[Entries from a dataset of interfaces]
= = = =
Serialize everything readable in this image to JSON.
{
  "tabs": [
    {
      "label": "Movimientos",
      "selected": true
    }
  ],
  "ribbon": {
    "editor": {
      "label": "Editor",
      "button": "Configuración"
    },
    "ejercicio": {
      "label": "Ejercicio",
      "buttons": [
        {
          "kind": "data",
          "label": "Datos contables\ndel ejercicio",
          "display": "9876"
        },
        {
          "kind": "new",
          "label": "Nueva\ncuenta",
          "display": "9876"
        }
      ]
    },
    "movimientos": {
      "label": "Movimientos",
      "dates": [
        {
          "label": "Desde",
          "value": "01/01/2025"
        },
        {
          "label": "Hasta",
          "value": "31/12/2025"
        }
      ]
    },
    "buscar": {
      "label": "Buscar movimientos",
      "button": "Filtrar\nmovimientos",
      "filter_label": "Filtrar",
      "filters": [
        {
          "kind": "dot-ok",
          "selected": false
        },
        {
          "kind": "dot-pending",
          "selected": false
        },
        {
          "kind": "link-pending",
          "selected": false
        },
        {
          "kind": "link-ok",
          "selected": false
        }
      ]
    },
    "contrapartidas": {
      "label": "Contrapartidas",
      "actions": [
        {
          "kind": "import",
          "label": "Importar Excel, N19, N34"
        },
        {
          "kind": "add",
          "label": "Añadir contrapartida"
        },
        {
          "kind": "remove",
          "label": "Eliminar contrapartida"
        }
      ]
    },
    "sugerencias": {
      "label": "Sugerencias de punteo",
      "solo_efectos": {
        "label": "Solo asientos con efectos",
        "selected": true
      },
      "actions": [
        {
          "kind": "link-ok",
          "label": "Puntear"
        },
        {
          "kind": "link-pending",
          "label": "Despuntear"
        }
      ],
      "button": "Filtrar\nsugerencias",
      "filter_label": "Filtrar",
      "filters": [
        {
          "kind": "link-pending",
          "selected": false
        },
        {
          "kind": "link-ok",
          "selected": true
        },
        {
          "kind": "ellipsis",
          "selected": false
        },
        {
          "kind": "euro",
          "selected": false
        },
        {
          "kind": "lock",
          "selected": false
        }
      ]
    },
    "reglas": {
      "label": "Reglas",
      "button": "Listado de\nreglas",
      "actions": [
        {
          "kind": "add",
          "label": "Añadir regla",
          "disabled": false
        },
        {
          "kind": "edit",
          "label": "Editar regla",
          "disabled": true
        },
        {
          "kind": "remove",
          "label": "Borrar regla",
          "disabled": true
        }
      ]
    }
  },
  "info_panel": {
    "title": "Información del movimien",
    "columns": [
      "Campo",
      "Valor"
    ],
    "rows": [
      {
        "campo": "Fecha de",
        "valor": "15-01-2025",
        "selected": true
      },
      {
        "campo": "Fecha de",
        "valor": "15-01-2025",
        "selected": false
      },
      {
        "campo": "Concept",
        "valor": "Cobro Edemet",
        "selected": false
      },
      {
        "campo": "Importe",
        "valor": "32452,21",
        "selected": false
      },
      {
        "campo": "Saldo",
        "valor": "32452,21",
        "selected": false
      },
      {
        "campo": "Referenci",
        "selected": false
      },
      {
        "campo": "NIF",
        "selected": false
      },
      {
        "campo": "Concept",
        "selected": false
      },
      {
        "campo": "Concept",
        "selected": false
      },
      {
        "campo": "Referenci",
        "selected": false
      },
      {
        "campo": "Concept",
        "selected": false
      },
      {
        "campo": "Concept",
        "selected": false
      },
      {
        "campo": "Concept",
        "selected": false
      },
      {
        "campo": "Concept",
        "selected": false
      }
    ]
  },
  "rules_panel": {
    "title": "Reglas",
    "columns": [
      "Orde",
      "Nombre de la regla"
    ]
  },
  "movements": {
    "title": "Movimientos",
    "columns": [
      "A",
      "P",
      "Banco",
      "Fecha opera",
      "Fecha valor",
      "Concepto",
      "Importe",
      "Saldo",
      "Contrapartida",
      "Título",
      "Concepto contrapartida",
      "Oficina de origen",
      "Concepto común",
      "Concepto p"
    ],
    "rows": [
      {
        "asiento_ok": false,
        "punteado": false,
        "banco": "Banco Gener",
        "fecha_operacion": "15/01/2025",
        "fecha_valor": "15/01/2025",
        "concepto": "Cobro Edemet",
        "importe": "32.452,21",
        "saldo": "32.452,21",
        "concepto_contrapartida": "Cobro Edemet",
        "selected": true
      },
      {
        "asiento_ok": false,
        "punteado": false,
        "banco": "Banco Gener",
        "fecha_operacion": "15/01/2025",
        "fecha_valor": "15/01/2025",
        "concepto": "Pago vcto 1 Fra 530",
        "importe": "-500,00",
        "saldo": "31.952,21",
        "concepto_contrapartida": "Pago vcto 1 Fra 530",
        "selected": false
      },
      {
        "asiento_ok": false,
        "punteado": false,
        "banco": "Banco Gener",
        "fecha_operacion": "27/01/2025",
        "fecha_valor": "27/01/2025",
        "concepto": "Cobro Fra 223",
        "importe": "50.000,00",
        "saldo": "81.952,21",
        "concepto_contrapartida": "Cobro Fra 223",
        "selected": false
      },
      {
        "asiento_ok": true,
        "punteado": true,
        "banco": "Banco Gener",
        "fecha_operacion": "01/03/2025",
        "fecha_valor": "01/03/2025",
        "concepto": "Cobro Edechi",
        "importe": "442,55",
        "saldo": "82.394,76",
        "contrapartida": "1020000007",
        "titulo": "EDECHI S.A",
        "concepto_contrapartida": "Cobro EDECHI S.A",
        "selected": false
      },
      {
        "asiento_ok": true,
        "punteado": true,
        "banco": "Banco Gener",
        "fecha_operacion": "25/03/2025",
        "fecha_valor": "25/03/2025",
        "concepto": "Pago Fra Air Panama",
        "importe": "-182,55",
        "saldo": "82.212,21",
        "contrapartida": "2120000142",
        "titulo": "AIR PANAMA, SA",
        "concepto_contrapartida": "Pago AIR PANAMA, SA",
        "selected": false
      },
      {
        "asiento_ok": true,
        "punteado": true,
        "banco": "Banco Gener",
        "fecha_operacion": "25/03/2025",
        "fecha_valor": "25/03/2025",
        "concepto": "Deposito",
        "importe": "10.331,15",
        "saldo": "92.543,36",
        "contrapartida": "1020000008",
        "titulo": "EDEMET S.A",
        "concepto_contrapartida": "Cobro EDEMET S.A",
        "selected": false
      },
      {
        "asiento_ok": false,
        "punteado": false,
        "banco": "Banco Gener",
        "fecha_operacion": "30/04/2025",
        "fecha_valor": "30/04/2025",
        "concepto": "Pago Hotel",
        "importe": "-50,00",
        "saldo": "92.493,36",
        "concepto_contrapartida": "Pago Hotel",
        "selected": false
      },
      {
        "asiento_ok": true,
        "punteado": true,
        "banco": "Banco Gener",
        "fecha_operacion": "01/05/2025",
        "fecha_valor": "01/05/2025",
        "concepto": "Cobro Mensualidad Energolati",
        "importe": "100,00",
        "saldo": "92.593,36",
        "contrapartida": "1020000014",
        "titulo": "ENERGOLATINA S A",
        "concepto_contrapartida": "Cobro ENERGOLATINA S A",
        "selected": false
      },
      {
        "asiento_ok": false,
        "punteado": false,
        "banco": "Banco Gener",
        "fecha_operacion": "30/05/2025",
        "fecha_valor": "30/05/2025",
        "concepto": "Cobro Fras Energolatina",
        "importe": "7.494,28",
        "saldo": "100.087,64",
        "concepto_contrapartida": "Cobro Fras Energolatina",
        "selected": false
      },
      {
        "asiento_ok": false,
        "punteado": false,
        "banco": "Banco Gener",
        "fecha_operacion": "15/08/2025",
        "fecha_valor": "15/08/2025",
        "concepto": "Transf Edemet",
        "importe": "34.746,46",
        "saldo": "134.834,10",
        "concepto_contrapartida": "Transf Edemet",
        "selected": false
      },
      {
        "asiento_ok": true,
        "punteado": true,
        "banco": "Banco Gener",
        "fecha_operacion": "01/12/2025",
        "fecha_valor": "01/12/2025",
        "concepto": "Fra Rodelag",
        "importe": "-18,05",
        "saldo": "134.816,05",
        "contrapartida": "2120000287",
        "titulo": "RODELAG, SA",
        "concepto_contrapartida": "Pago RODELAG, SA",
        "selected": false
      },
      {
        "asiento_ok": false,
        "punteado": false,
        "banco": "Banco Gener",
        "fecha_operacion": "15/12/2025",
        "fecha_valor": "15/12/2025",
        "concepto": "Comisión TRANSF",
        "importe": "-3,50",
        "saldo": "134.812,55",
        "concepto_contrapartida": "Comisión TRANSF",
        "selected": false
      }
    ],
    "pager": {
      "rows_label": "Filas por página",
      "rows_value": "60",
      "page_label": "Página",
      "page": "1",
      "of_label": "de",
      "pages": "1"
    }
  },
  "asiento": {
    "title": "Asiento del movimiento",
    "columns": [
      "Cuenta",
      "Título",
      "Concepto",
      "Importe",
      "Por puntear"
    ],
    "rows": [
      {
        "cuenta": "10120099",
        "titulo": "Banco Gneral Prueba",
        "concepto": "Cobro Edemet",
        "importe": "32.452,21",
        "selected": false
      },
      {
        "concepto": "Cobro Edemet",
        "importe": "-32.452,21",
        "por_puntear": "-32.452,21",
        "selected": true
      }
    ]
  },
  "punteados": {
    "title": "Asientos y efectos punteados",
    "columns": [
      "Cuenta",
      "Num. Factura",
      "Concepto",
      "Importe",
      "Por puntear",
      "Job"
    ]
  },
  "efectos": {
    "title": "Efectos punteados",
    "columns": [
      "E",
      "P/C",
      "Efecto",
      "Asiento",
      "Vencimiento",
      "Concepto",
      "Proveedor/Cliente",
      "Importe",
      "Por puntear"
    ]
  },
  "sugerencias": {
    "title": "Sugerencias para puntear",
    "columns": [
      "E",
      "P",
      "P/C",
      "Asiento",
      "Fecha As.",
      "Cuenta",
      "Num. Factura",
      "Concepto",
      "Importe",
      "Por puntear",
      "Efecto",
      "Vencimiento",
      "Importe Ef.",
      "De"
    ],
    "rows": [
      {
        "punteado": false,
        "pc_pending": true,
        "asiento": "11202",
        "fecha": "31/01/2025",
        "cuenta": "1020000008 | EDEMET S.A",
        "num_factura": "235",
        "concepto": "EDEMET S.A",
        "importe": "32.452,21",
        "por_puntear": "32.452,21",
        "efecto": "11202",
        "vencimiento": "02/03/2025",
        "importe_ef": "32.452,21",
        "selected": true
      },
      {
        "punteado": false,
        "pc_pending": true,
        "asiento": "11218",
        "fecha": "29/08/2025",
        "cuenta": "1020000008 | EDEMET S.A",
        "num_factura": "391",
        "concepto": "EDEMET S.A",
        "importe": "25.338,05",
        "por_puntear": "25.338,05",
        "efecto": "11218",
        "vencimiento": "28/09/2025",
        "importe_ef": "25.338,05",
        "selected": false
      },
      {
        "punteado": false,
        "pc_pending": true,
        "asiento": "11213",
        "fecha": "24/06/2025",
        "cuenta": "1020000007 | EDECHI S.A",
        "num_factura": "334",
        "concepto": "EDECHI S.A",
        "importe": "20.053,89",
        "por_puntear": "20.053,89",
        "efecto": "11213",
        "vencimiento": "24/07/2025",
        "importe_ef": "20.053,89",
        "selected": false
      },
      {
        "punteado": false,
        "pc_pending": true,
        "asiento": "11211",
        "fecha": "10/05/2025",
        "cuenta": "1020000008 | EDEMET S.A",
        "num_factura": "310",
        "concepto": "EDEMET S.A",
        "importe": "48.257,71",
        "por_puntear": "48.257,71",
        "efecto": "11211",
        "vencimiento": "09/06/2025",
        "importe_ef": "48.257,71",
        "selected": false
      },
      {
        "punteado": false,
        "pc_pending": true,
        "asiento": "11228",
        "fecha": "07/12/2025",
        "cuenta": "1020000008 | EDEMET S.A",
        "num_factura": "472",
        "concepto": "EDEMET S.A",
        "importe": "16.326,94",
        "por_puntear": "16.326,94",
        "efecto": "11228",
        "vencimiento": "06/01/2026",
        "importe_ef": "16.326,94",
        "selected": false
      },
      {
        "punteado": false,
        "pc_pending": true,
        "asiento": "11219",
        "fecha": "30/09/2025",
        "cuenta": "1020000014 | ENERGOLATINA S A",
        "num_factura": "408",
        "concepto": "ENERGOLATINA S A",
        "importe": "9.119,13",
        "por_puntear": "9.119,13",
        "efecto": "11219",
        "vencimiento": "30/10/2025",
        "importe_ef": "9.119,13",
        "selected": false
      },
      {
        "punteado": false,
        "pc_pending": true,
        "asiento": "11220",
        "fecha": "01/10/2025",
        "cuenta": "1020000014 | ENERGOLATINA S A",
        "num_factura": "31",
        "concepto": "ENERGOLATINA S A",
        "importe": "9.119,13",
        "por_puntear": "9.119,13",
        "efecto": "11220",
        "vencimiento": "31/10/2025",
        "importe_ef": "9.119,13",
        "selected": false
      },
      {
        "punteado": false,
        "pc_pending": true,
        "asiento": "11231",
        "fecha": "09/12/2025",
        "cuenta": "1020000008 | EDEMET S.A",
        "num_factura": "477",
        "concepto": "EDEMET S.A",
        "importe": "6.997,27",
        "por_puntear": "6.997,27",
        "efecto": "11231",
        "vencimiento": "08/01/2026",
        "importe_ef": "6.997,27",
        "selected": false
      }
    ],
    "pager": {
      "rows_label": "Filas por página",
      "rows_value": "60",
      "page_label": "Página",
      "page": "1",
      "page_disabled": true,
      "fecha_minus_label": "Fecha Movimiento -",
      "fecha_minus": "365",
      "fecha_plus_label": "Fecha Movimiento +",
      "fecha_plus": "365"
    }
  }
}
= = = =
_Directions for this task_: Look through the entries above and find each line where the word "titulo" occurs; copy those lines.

_Exercise response_:
        "titulo": "EDECHI S.A",
        "titulo": "AIR PANAMA, SA",
        "titulo": "EDEMET S.A",
        "titulo": "ENERGOLATINA S A",
        "titulo": "RODELAG, SA",
        "titulo": "Banco Gneral Prueba",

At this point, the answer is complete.